- Kane, Stephanie C. 1992. “Race, sex work, and ethnographic representation, or, what to do about Loki’s toast.” Canadian Folklore canadien 15 (1): 109-117.
- Kane, Stephanie C. 1994/2004. The Phantom Gringo Boat: Shamanic Discourse and Development in Panama. Washington D.C.: Smithsonian Institution Press. Second edition: Cybereditions.
- Kane, Stephanie C. 2012. Where Rivers Meet the Sea: the Political Ecology of Water. Philadelphia: Temple University Press.
- Kahn, Hilary. 2003. “Traversing the Q’eqchi’ Imaginary: The Conjecture of Crime in Livingston, Guatemala.” In Philip C. Parnell and Stephanie C. Kane, (eds.), Crimes Power: Anthropologists and the Ethnography of Crime, New York: Palgrave Macmillan :33-54
- Klein, Harriet E. Manelis. 1999. “Narrative.” Journal of Linguistic Anthropology 9 (1-2): 167-169.
- Klein, Harriet E. Manelis. 1986. “Styles of Toba Discourse.” In J.Sherzer & G. Urban, (eds.), Native South American Discourse. The Hague: Mouton de Gruyter : 213-235
- Klein, Harriet E. Manelis. 1978/1981. 2nd printing. Una Gramática de la Lengua Toba: Morfología Verbal y Nominal. Montevideo: Universidad de la República
- Kroskrity, Paul V. 2001. “Identity.” In Alessandro Duranti, (ed.), Key Terms in Language and Culture. Blackwell Publishers: 106-109
- Lemert, Edwin. 1975. “Social Pathology as excerpted. In Stuart H. Traub and Craig B. Little, Theories of Deviance. Itasca: F. E. Peacock Publishers.
- Lévi-Strauss, Claude. 1967. Structural Anthropology. New York: Doubleday.
- Lévi-Strauss, Claude. 1979. Myth and Meaning. New York: Schocken Books.
- Lindsay-Poland, John. 2003. Emperors in the Jungle: The Hidden History of the U.S. in Panama. Durham: Duke University Press.
- Mandelbrot, Benoit B. 1977. The Fractal Geometry of Nature. New York: W.H. Freeman.

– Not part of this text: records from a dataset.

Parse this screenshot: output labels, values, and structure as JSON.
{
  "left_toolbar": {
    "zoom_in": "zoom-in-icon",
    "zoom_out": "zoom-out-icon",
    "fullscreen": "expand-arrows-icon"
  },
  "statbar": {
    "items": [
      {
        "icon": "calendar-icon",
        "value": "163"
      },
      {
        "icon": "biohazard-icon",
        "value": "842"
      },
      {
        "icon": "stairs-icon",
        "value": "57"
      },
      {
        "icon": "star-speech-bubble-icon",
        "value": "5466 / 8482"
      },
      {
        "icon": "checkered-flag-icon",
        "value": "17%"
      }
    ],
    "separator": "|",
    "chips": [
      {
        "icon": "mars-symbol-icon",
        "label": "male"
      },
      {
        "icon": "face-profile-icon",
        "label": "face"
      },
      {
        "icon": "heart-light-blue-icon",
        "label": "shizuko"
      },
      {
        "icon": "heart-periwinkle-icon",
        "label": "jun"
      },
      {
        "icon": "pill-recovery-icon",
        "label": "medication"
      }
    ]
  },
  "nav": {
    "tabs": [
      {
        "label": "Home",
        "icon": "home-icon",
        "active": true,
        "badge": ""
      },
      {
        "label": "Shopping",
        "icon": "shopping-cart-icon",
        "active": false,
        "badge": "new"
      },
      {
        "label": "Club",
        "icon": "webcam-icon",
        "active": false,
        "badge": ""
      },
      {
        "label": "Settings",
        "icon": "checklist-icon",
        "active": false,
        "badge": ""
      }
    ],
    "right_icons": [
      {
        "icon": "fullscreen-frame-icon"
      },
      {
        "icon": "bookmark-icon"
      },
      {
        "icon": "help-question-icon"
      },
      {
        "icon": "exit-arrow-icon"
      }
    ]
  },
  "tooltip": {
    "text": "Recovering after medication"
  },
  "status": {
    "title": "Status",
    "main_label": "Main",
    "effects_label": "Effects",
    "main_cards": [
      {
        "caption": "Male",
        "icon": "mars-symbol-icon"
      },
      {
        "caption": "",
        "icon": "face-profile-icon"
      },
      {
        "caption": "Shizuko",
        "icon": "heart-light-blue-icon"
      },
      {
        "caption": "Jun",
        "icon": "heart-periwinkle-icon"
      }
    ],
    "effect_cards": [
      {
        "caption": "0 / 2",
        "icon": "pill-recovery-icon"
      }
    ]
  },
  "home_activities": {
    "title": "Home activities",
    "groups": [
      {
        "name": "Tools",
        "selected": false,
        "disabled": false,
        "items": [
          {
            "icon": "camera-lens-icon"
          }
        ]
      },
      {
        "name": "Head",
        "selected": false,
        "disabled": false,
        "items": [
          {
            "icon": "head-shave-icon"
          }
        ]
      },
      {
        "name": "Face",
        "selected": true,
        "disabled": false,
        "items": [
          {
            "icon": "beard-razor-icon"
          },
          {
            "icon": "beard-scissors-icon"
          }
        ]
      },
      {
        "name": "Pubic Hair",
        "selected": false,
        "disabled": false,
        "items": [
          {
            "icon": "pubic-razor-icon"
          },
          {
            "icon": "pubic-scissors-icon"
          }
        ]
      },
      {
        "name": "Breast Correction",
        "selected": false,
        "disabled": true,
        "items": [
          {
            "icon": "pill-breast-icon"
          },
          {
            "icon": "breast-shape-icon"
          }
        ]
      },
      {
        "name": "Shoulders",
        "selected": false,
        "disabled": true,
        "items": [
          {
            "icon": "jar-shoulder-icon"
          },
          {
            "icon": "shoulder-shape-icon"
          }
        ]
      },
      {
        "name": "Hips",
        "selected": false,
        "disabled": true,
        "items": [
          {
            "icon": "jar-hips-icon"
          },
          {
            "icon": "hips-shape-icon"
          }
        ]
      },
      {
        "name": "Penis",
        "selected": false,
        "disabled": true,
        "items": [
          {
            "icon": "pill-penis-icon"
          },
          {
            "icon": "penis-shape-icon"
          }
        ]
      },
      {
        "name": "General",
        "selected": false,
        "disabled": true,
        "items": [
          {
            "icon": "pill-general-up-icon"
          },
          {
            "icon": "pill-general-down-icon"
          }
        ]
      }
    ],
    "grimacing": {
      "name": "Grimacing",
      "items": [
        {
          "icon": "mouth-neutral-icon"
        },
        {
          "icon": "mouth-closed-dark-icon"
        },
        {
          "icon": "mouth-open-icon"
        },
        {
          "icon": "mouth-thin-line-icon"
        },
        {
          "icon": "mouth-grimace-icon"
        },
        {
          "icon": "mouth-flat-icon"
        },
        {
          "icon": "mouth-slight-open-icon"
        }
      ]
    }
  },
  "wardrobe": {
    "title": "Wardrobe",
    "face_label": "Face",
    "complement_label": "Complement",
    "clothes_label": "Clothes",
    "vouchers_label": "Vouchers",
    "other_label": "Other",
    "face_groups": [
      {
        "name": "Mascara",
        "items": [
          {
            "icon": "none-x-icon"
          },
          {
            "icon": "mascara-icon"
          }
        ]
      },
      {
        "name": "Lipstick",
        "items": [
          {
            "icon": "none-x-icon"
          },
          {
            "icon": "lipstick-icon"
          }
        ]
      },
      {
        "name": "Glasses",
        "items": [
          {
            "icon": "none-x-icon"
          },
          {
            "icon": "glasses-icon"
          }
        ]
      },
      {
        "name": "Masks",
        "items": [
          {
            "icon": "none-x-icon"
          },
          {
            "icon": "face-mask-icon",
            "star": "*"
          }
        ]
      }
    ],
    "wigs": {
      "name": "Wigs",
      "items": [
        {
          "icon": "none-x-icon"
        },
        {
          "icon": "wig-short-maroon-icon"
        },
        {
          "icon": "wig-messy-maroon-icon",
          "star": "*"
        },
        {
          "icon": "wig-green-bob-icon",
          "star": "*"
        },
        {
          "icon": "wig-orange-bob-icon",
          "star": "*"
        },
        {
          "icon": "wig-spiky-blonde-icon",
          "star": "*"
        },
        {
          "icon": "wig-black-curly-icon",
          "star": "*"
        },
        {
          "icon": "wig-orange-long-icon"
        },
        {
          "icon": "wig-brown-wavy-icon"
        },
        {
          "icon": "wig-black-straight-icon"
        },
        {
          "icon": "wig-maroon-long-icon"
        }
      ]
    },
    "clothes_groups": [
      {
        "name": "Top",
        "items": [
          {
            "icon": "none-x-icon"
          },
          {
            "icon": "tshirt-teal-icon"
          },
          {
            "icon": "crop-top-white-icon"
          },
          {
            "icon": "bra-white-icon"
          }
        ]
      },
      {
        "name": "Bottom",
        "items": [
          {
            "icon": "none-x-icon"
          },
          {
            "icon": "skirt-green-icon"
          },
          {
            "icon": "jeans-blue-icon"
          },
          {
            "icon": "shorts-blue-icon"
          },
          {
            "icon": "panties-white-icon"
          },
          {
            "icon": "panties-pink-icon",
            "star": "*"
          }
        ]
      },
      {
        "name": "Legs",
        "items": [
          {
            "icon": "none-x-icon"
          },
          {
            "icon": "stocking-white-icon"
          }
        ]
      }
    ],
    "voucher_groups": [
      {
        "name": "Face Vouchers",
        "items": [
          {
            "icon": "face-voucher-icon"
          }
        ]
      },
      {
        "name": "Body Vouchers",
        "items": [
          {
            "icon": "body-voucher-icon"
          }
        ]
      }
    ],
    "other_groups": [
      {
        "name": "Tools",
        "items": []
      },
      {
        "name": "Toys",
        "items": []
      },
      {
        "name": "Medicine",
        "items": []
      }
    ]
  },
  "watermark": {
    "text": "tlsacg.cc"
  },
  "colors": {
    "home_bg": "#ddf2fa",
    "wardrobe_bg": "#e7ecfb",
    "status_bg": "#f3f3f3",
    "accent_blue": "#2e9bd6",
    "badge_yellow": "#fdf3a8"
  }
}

- Nencel, Lorraine. 2001. Ethnography and Prostitution in Peru. London: Pluto Press.
- Paredes, Américo. 1958. “With His Pistol in His Hand”: a Border Ballad and its Hero. Austin: University of Texas Press.
- Paredes, Américo. 1966. “The Anglo-American in Mexican Folklore,” In Ray B. Brown, Donald M. Winkelman and Allen Hayman, (ed.), New Voices in American Studies. West Lafayette: Purdue University Press.
- Paredes, Américo. 1977. “On Ethnographic Work Among Minority Groups: A Folklorist’s Perspective.” New Scholar 7: 1-32.
- Pfohl, Stephen. 1994. Second Edition. Images of Deviance and Social Control: A Sociological History. New York: McGraw-Hill.
- Reuss, Richard A. 1974. “That Can’t Be Alan Dundes! Alan Dundes Is Taller than That!”: The Folklore of Folklorists. Journal of American Folklore 87 (346): 303-317.
- Sahlins, Marshall. 1981. Historical Metaphors and Mythical Realities: Structure in the Early history of the Sandwich Islands Kingdom. Ann Arbor: University of Michigan Press.
- Shelemay, Kay K. 1991. A Song of Longing: An Ethiopian Journey. Urbana: University of Illinois Press.
- Starr, June. 2003. “The Anthropologist Accused.” In Philip C. Parnell and Stephanie C. Kane (eds.), Crimes Power: Anthropologists and the Ethnography of Crime. New York: Palgrave Macmillan: 77-98.
- Stoeltje, Beverly J., Cristie L. Fox and Stephen Olbrys. 1999. “The Self in ‘Fieldwork’: A Methodological Concern.” Journal of American Folklore 112 (444): 158-182.